> **What you need to do**
Search the records for lines with the word "Inndelingstilskudd" and copy each match.

━━━━━━━━━━

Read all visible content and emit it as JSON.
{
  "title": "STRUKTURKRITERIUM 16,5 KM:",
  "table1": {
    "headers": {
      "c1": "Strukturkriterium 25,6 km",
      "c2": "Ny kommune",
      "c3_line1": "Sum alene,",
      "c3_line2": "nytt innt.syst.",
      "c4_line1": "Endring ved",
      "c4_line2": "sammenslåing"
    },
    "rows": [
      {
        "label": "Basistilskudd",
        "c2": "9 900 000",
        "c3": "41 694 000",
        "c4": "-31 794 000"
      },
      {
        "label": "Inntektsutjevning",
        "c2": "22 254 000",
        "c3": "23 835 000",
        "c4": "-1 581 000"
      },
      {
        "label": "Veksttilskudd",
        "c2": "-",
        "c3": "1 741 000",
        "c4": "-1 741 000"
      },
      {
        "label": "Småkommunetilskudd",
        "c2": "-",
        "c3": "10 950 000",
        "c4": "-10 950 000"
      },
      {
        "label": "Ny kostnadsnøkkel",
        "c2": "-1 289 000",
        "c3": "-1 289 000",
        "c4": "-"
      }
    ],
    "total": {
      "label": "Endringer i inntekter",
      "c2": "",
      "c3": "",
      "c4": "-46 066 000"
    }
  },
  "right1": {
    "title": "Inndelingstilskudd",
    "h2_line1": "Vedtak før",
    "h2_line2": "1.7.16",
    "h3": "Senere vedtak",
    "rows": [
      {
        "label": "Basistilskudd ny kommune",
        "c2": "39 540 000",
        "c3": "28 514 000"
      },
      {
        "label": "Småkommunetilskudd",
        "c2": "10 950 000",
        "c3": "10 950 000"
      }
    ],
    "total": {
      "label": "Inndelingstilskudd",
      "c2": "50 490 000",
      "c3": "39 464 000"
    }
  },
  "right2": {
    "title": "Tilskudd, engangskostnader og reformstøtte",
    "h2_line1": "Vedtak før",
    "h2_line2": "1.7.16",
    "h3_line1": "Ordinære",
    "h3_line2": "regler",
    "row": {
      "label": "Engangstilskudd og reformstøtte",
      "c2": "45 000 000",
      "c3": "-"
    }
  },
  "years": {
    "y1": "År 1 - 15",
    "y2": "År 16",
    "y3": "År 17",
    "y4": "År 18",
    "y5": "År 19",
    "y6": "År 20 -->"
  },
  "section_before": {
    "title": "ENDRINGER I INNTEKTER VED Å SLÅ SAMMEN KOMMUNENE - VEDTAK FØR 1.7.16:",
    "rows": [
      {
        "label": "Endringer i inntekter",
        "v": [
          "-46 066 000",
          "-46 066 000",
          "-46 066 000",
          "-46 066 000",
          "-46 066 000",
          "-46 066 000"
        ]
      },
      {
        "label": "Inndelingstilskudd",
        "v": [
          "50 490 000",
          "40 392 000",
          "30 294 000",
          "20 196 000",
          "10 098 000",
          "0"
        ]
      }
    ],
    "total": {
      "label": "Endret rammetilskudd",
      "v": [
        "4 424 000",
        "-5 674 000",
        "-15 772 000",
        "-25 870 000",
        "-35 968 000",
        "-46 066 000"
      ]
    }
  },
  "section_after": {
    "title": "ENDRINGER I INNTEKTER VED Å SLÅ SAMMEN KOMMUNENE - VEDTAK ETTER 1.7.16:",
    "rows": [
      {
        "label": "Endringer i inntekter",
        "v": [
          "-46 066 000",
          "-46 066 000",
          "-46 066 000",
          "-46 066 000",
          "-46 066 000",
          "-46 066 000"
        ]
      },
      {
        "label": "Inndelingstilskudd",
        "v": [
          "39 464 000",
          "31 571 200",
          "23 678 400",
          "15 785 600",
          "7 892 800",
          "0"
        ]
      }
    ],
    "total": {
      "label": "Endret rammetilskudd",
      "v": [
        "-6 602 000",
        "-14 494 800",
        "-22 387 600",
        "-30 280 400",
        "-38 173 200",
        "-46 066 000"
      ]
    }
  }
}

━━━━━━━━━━

> **Response area**
    "title": "Inndelingstilskudd",
      "label": "Inndelingstilskudd",
        "label": "Inndelingstilskudd",
        "label": "Inndelingstilskudd",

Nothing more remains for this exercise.